Or you could just use an existing implementation via p/invoke from
within your .NET program.

Heck, you might even be able to find a PNG implementation provided as a
managed .NET DLL.

I think you are far from being out of options.

Pete
 
Ad

Advertisements

P

pamela fluente

Define "more reasonable". Your initial post carries indications that
you have unreasonable expectations for PNG. No matter what compression
settings you use, it is simply not going to come close to JPEG in terms
to size reduction. It's a completely different kind of compression,
intended for different goals.

Likewise, while you can optimize PNG performance through adjustment of
its parameters, for most general-purpose images you are not going to
achieve massive differences depending on the parameters, even if you
could control them via .NET. 5-10% differences are likely more typical,
though of course there are specific examples that would be much more
dramatic than that.

Now, if after all that, you really still want to be able to control the
PNG compression parameters, you should not feel like you are limited to
the functionality that the .NET Framework provides. Just because .NET
doesn't provide native support for PNG compression options, that doesn't
mean you cannot provide your own.

One of the things I find most appealing about the PNG format is that
it's completely open and free of royalty encumberances. You can go to
the main PNG web site, get the spec and implement it yourself based on
that specification and the zlib specification.

Harder? Yes, no doubt. Far from impossible though. There are even open
existing implementations on which you can base your implementation,
depending on whether you're able to incorporate their licensing
requirements into your own.
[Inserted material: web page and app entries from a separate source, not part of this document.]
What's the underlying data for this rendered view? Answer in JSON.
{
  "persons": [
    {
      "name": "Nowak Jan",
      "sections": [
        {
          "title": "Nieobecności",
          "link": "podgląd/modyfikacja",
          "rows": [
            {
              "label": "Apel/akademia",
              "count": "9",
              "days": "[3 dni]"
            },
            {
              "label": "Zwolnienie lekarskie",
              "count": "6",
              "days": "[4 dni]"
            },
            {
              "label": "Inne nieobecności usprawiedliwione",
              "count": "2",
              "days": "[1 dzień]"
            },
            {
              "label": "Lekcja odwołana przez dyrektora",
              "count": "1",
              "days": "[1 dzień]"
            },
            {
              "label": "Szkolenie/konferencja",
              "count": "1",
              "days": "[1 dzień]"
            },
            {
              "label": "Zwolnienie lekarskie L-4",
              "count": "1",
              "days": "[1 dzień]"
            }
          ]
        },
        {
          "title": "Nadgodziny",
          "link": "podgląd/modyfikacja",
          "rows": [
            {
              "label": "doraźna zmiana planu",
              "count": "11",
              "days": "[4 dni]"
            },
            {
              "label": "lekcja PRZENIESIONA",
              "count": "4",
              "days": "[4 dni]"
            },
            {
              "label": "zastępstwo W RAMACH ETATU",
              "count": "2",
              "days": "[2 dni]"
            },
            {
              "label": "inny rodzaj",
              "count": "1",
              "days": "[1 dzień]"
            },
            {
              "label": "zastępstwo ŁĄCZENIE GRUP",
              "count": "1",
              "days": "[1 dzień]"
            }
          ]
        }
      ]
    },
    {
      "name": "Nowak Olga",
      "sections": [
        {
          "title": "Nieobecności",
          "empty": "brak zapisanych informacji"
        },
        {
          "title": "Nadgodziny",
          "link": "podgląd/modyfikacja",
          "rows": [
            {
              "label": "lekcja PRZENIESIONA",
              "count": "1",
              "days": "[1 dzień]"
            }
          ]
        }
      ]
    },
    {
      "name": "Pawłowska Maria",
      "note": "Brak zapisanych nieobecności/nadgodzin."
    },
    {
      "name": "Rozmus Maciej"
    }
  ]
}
Or you could just use an existing implementation via p/invoke from
within your .NET program.

Heck, you might even be able to find a PNG implementation provided as a
managed .NET DLL.

I think you are far from being out of options.

Pete

Thanks a lot.

I'll give it a try when I have time. I am curious to dig into the png
format !

-P
 

Ask a Question

Want to reply to this thread or ask your own question?

You'll need to choose a username for the site, which only take a couple of moments. After that, you can post your question and our members will help you out.

Ask a Question

Top